Using the material that follows, identify and copy each line with the string "this".

Excerpted records ::

----

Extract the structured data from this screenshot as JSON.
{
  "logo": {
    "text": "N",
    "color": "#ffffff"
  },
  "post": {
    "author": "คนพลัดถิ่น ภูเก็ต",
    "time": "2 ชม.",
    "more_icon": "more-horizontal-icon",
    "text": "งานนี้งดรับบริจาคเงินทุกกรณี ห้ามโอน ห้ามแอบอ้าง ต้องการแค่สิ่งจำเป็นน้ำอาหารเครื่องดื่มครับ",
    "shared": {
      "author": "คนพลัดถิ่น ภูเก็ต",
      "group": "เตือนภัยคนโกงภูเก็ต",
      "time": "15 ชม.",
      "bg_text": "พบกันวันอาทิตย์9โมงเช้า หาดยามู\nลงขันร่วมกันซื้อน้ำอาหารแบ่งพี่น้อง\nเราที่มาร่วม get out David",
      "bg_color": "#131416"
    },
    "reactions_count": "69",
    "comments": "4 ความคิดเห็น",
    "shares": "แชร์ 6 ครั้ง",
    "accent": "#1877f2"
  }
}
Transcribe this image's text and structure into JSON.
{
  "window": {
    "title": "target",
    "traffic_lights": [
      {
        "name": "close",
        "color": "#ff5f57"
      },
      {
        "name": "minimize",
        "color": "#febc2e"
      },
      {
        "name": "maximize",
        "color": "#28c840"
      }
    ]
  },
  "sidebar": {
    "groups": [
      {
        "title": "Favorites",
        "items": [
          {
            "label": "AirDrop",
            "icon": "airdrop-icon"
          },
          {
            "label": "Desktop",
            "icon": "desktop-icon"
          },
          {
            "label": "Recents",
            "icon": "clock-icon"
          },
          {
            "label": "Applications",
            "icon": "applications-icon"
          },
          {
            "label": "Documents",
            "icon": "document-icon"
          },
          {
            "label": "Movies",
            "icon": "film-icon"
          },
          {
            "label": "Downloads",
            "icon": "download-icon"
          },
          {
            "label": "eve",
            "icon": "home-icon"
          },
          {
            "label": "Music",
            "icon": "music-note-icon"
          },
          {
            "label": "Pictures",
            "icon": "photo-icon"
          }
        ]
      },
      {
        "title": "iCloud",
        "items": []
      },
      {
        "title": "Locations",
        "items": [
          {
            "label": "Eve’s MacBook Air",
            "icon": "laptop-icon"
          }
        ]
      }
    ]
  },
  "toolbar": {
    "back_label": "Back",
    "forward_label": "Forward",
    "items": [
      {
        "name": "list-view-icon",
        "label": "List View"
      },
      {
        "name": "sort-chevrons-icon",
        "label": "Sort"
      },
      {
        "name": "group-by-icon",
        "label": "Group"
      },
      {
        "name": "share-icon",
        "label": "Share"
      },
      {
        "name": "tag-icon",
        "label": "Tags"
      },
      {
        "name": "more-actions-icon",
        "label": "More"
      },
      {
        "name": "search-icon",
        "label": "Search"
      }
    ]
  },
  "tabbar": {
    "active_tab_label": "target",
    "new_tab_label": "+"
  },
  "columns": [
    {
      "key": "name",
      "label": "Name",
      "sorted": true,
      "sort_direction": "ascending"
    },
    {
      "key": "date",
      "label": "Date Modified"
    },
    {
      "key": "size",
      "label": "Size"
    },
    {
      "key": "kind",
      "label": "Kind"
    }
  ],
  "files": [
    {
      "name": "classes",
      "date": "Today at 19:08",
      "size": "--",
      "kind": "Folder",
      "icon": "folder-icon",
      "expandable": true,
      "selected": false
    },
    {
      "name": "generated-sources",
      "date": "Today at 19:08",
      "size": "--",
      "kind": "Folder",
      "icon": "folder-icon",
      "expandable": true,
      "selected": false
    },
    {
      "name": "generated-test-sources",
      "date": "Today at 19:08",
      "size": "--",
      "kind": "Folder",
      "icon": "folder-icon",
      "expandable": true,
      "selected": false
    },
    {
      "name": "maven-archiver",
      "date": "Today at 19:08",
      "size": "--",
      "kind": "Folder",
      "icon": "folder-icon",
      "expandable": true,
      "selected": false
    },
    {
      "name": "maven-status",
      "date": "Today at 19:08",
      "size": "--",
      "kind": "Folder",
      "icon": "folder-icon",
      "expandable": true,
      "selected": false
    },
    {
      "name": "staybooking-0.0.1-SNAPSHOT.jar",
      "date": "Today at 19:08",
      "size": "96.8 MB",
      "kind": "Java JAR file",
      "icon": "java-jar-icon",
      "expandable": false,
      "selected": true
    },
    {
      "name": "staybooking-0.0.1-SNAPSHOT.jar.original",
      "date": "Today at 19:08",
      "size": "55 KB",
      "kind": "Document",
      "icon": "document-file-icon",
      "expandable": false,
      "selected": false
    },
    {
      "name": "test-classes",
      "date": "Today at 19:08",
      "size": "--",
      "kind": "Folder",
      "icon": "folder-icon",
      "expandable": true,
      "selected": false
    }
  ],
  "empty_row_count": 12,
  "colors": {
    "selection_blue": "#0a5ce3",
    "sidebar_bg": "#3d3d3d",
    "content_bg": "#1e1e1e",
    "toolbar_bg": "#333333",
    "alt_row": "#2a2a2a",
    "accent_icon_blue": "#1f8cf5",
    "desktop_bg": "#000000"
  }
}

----

Answer space ::
Extract the structured data from this screenshot as JSON.
Transcribe this image's text and structure into JSON.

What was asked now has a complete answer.